Jill Gilbert Welytok is the managing attorney for Absolute Technology Law Group LLC, which is a team of Registered Patent, Trademark and Transactional attorneys.
Ten Tips for Independent Inventors
- A patent is just a piece of paper: View a patent as a tool to protect something that is marketable and therefore potentially valuable, not a piece of paper that's going to make you rich
- Protect what is valuable: If you know you are going to file for a patent protection, do so sooner rather than later to protect your rights.
- Use provisional patents in early stages of development: Use provisional patent applications before you have tested the markets and fully developed your invention.
- Make sure your patent application covers your product: If you begin marketing your invention and later make changes that will add value in the marketplace, amend your pending application or file additional patents to protect those innovations.
- Do your preliminary research: Use Google Patents to perform your own search, keeping in mind that you will need an attorney to search recent applications and foreign patent refrences.
- Know your resources: Visit the USPTO website at www.uspto.gov and become familiar with the free resources that are available for individual inventors.
- Read your patent application before your attorney files it: You, as the inventor, should fully understand every word in the claims and be able to assist your attorney in identifying possible additional embodiments of your invention that should be covered in your claims.

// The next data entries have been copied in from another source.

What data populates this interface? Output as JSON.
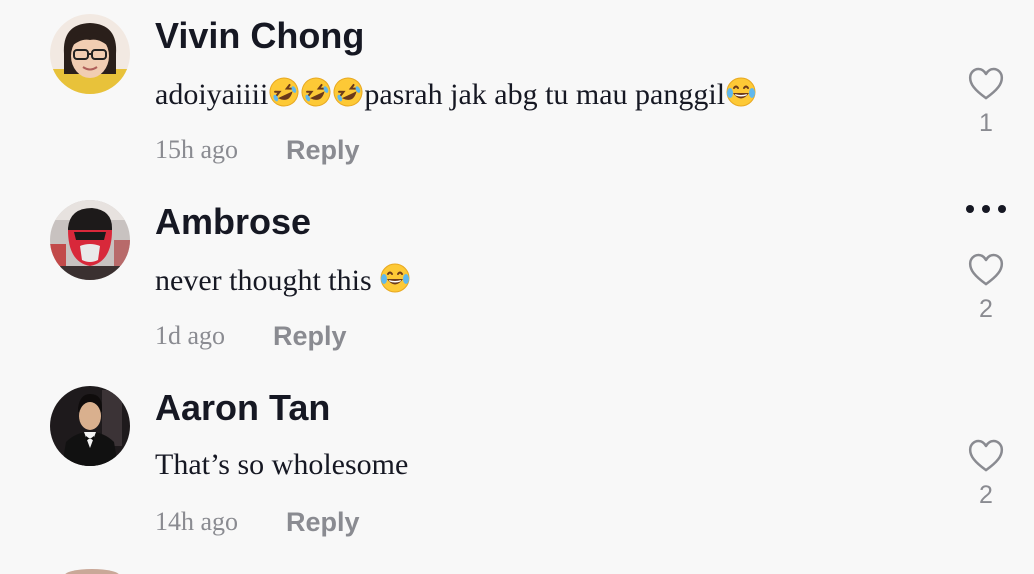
{
  "comments": [
    {
      "username": "Vivin Chong",
      "text_before": "adoiyaiiii",
      "emoji_1": "rolling-on-floor-laughing",
      "text_mid": "pasrah jak abg tu mau panggil",
      "emoji_2": "face-with-tears-of-joy",
      "time": "15h ago",
      "reply_label": "Reply",
      "likes": "1"
    },
    {
      "username": "Ambrose",
      "text": "never thought this ",
      "emoji": "face-with-tears-of-joy",
      "time": "1d ago",
      "reply_label": "Reply",
      "likes": "2"
    },
    {
      "username": "Aaron Tan",
      "text": "That’s so wholesome",
      "time": "14h ago",
      "reply_label": "Reply",
      "likes": "2"
    }
  ],
  "icons": {
    "like": "heart-outline-icon",
    "more": "more-horizontal-icon"
  },
  "colors": {
    "background": "#f8f8f8",
    "primary_text": "#161823",
    "secondary_text": "#8a8b91",
    "emoji_yellow": "#fdc936"
  }
}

- Make sure all contributing inventors are named: If anyone has contributed to the development of your invention, he or she must be named as a coinventer. Ask your attorney about having any coinventors assign their rights to you before filing the patent application
- Stay involved in the patent prosecution: In the event of an "office action" with a USPTO examiner, you have the opportunity to talk in person with the examiner to help secure the allowable claims.
- Understand the ongoing obligations of patent ownership: Ask your lawyer for a checklist of things you need to do after your patent issues, such as paying maintenance fees to the USPTO at 3 and 1/2, 7 and 1/2, and 11 and 1/2 years. Abandoned patents open the door to hungry competitors.
Inventors' and Entrepreneurs' Forum
Next Meeting: January 28, 2010 at 5:30 p.m.
To be held at: Marquette University High School
(Room 127, Conference Center)
3306 W. Michigan St., Milwaukee, WI